Over the last year, we can see that insiders have bought 9.6m shares worth UK£1.9m. Condor Gold may have bought shares in the last year, but they didn't sell any. The chart below shows insider transactions (by individuals) over the last year. If you click on the chart, you can see all the individual transactions, including the share price, individual, and the date!
There are always plenty of stocks that insiders are buying. So if that suits your style you could check each stock one by one or you could take a look at this free list of companies. (Hint: insiders have been buying them).
Insiders at Condor Gold Have Bought Stock Recently
It's good to see that Condor Gold insiders have made notable investments in the company's shares. In total, insiders bought UK£1.3m worth of shares in that time, and we didn't record any sales whatsoever. This could be interpreted as suggesting a positive outlook.
Insider Ownership of Condor Gold
I like to look at how many shares insiders own in a company, to help inform my view of how aligned they are with insiders. A high insider ownership often makes company leadership more mindful of shareholder interests. It appears that Condor Gold insiders own 21% of the company, worth about UK£3.2m. This level of insider ownership is good but just short of being particularly stand-out. It certainly does suggest a reasonable degree of alignment.
So What Do The Condor Gold Insider Transactions Indicate?

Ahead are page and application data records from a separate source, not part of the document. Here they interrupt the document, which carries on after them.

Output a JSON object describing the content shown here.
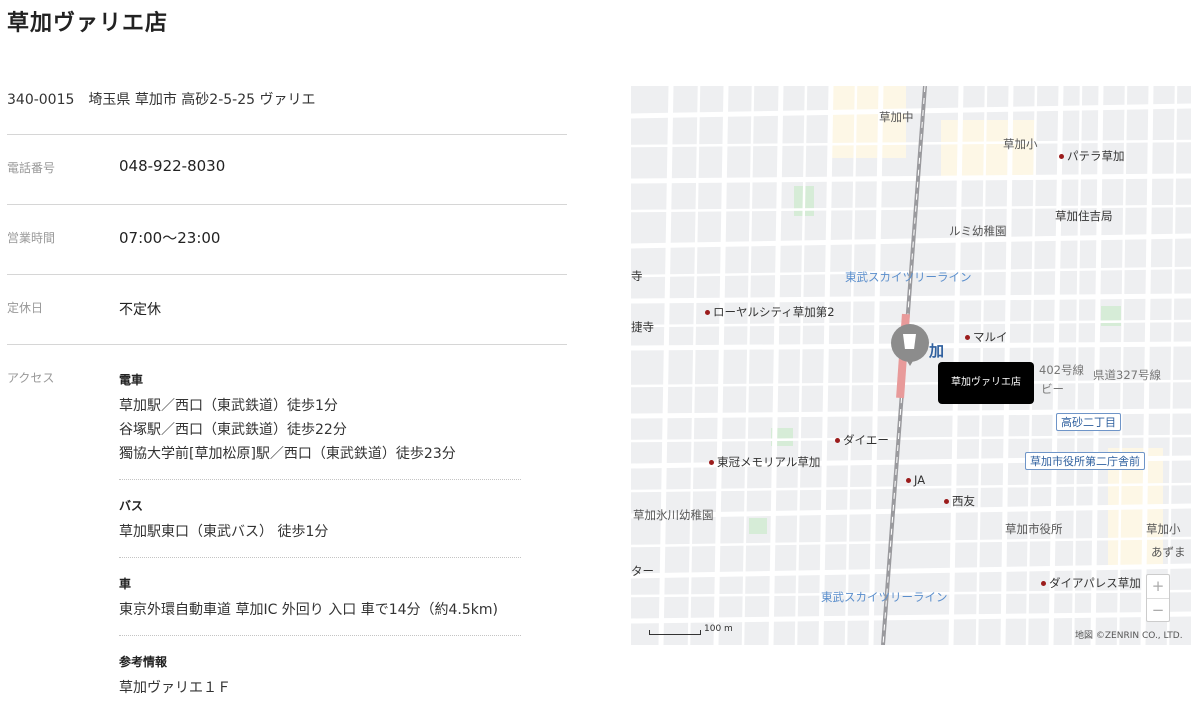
{
  "store": {
    "title": "草加ヴァリエ店",
    "address": "340-0015　埼玉県 草加市 高砂2-5-25 ヴァリエ"
  },
  "info": {
    "phone_label": "電話番号",
    "phone": "048-922-8030",
    "hours_label": "営業時間",
    "hours": "07:00〜23:00",
    "closed_label": "定休日",
    "closed": "不定休",
    "access_label": "アクセス"
  },
  "access": {
    "train_title": "電車",
    "train_lines": [
      "草加駅／西口（東武鉄道）徒歩1分",
      "谷塚駅／西口（東武鉄道）徒歩22分",
      "獨協大学前[草加松原]駅／西口（東武鉄道）徒歩23分"
    ],
    "bus_title": "バス",
    "bus_lines": [
      "草加駅東口（東武バス） 徒歩1分"
    ],
    "car_title": "車",
    "car_lines": [
      "東京外環自動車道 草加IC 外回り 入口 車で14分（約4.5km)"
    ],
    "ref_title": "参考情報",
    "ref_lines": [
      "草加ヴァリエ１Ｆ"
    ]
  },
  "map": {
    "popup": "草加ヴァリエ店",
    "pois": [
      "パテラ草加",
      "草加住吉局",
      "マルイ",
      "ローヤルシティ草加第2",
      "ダイエー",
      "東冠メモリアル草加",
      "JA",
      "西友",
      "ダイアパレス草加"
    ],
    "schools": [
      "草加中",
      "草加小",
      "ルミ幼稚園",
      "草加氷川幼稚園",
      "草加市役所",
      "草加小",
      "あずま"
    ],
    "partial": [
      "寺",
      "捷寺",
      "ター",
      "加",
      "402号線",
      "県道327号線",
      "ビー"
    ],
    "rail_labels": [
      "東武スカイツリーライン",
      "東武スカイツリーライン"
    ],
    "bus_stops": [
      "高砂二丁目",
      "草加市役所第二庁舎前"
    ],
    "zoom_in": "+",
    "zoom_out": "−",
    "scale": "100 m",
    "copyright": "地図 ©ZENRIN CO., LTD."
  }
}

The recent insider purchases are heartening. We also take confidence from the longer term picture of insider transactions. But we don't feel the same about the fact the company is making losses. Insiders likely see value in Condor Gold shares, given these transactions (along with notable insider ownership of the company). Of course, the future is what matters most. So if you are interested in Condor Gold, you should check out this free report on analyst forecasts for the company.
If you would prefer to check out another company -- one with potentially superior financials -- then do not miss this free list of interesting companies, that have HIGH return on equity and low debt.
For the purposes of this article, insiders are those individuals who report their transactions to the relevant regulatory body.
We aim to bring you long-term focused research analysis driven by fundamental data. Note that our analysis may not factor in the latest price-sensitive company announcements or qualitative material.
If you spot an error that warrants correction, please contact the editor at email@example.com. This article by Simply Wall St is general in nature. It does not constitute a recommendation to buy or sell any stock, and does not take account of your objectives, or your financial situation. Simply Wall St has no position in the stocks mentioned. Thank you for reading.